» EXERCISE DETAILS
Of the lines below, count those containing the word "date". Reply with the number alone.
Start of SOURCE DATA
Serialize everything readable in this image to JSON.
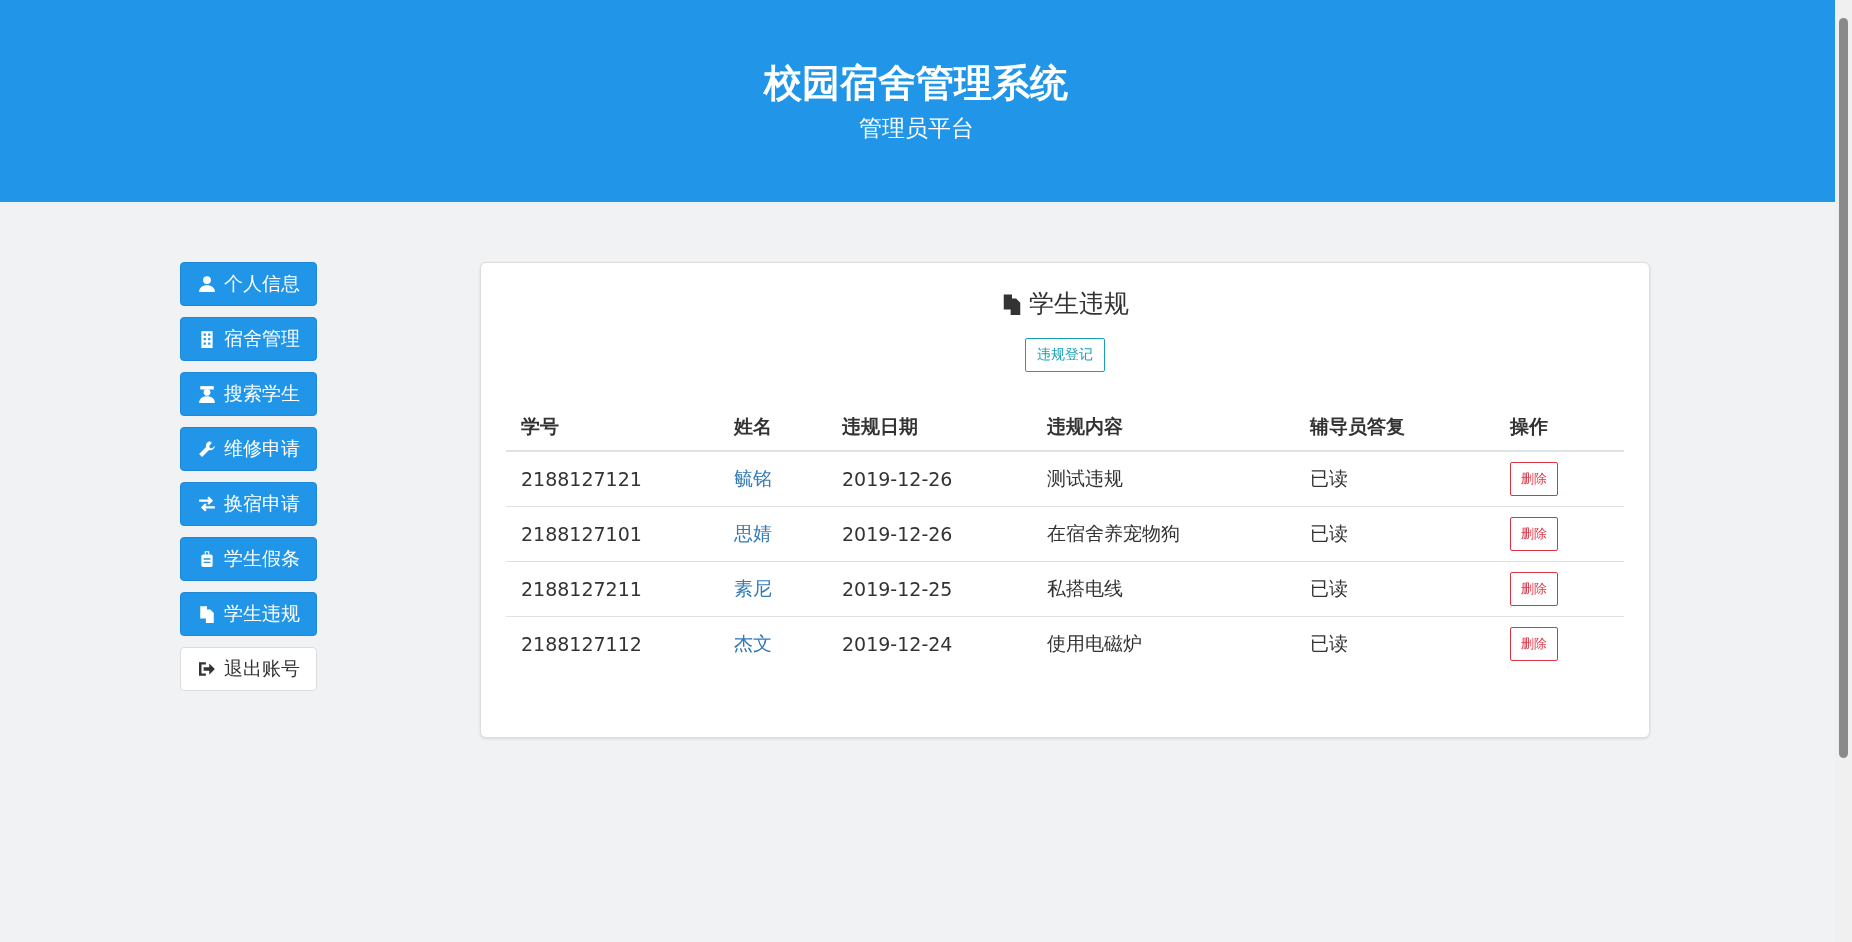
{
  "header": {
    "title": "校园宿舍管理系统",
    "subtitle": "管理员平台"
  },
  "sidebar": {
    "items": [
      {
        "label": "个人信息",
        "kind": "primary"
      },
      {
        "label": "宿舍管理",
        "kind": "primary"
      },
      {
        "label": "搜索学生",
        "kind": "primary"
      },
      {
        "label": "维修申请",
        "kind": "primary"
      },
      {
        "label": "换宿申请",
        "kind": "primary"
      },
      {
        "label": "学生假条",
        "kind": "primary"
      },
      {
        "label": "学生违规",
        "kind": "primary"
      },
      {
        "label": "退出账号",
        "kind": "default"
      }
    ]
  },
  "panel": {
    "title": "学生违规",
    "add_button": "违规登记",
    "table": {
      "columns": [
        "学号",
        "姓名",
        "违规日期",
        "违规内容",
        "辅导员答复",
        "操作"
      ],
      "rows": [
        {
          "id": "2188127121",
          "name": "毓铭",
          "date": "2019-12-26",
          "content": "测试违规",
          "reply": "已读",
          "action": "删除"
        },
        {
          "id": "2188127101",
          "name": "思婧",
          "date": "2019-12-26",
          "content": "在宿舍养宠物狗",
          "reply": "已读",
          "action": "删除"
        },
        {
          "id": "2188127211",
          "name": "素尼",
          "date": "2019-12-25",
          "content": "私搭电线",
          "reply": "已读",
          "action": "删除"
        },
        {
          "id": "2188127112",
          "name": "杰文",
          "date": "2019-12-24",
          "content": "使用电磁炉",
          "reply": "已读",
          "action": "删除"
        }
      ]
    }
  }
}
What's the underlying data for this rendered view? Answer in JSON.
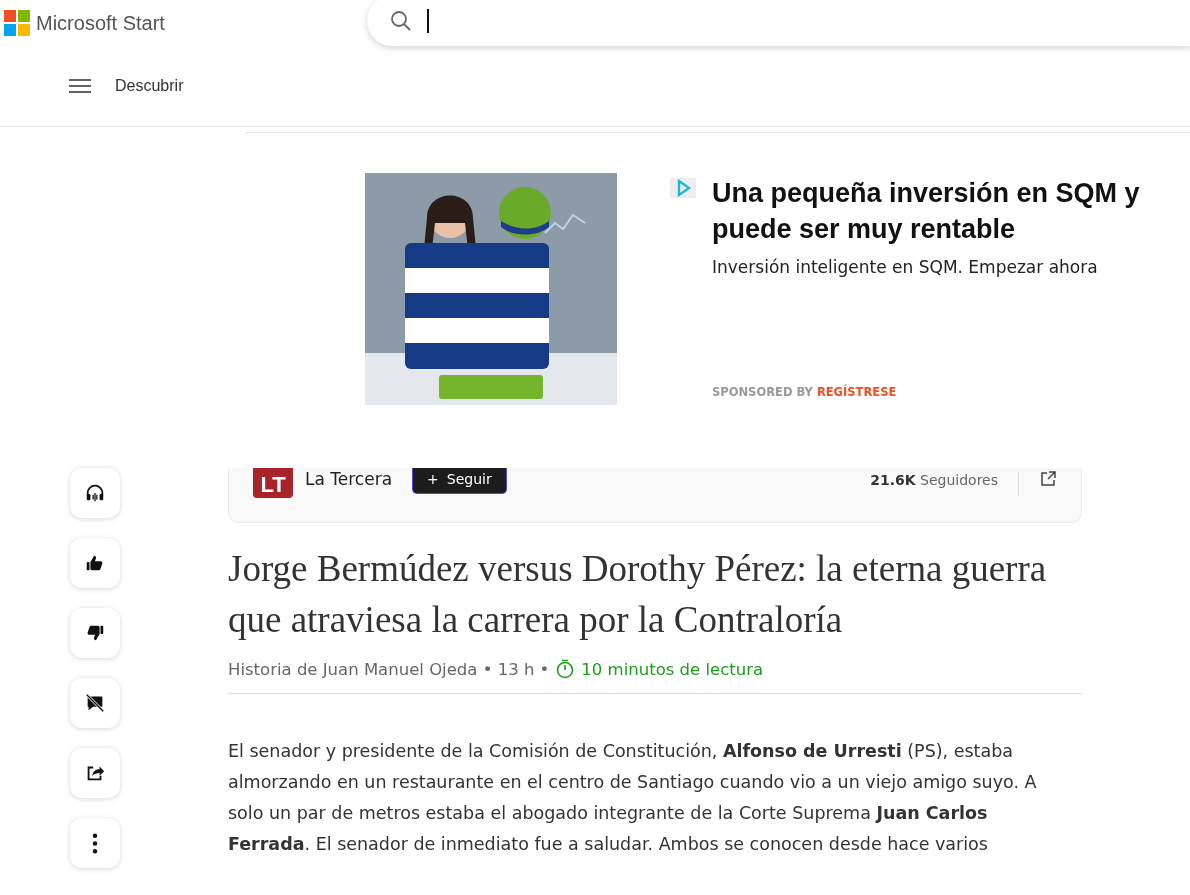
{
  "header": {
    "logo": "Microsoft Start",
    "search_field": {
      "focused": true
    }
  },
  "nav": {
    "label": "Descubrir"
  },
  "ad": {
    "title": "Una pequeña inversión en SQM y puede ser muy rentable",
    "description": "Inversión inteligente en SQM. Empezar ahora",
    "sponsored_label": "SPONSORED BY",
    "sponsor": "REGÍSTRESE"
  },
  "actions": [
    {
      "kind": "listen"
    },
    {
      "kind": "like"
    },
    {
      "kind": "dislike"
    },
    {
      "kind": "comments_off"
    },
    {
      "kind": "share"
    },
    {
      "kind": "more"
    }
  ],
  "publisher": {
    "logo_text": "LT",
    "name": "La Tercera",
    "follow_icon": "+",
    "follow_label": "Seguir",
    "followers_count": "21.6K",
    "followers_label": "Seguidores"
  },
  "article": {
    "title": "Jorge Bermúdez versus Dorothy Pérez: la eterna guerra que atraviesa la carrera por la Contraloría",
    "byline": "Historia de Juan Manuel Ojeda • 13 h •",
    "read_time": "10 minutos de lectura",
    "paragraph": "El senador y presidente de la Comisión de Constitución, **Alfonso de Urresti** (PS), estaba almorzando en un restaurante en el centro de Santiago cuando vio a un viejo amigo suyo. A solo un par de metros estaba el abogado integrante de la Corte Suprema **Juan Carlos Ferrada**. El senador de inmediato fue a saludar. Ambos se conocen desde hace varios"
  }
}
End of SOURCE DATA
» SOLUTION TO THE PROBLEM
4